Records for processing: Begin

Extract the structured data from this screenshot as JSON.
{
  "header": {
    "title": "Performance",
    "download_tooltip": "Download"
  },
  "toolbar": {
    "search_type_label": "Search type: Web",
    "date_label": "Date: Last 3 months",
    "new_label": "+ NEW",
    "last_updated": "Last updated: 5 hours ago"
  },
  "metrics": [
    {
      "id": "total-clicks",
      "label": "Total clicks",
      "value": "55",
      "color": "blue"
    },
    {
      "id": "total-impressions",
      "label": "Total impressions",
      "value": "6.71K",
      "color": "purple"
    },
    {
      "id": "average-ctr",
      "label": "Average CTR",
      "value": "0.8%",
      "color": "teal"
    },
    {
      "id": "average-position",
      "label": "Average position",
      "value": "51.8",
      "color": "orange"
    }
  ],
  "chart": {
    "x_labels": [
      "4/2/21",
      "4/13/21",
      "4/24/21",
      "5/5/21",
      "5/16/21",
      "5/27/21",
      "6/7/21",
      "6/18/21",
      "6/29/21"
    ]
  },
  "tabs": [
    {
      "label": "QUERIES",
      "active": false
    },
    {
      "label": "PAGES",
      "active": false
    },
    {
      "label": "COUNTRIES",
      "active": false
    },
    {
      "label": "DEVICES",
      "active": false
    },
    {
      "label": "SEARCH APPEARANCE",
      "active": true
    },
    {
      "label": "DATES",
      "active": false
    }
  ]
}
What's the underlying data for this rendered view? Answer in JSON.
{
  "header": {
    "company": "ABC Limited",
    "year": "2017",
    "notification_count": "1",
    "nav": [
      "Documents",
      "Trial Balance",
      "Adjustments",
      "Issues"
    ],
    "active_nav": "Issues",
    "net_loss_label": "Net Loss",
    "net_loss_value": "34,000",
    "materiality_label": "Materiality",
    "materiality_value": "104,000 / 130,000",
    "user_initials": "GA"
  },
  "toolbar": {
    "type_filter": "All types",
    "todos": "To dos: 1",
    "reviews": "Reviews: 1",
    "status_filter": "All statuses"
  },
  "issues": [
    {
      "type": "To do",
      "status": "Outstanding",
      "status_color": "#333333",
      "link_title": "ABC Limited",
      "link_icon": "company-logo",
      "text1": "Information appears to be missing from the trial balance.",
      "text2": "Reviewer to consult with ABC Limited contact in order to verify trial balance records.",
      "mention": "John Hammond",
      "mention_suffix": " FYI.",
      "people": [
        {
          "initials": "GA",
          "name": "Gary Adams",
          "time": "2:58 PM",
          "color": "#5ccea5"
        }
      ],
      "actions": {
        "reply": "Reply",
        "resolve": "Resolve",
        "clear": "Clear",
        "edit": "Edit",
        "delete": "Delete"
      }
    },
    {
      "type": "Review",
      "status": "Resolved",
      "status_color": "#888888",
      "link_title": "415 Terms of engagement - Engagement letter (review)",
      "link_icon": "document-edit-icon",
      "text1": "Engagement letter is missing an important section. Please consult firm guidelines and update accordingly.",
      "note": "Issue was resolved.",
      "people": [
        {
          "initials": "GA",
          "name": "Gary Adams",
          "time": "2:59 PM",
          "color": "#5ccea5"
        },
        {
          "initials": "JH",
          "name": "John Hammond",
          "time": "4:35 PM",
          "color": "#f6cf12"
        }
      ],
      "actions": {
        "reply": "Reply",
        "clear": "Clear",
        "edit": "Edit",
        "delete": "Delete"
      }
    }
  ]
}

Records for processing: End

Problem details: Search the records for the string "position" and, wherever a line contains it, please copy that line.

Result of the exercise:
      "id": "average-position",
      "label": "Average position",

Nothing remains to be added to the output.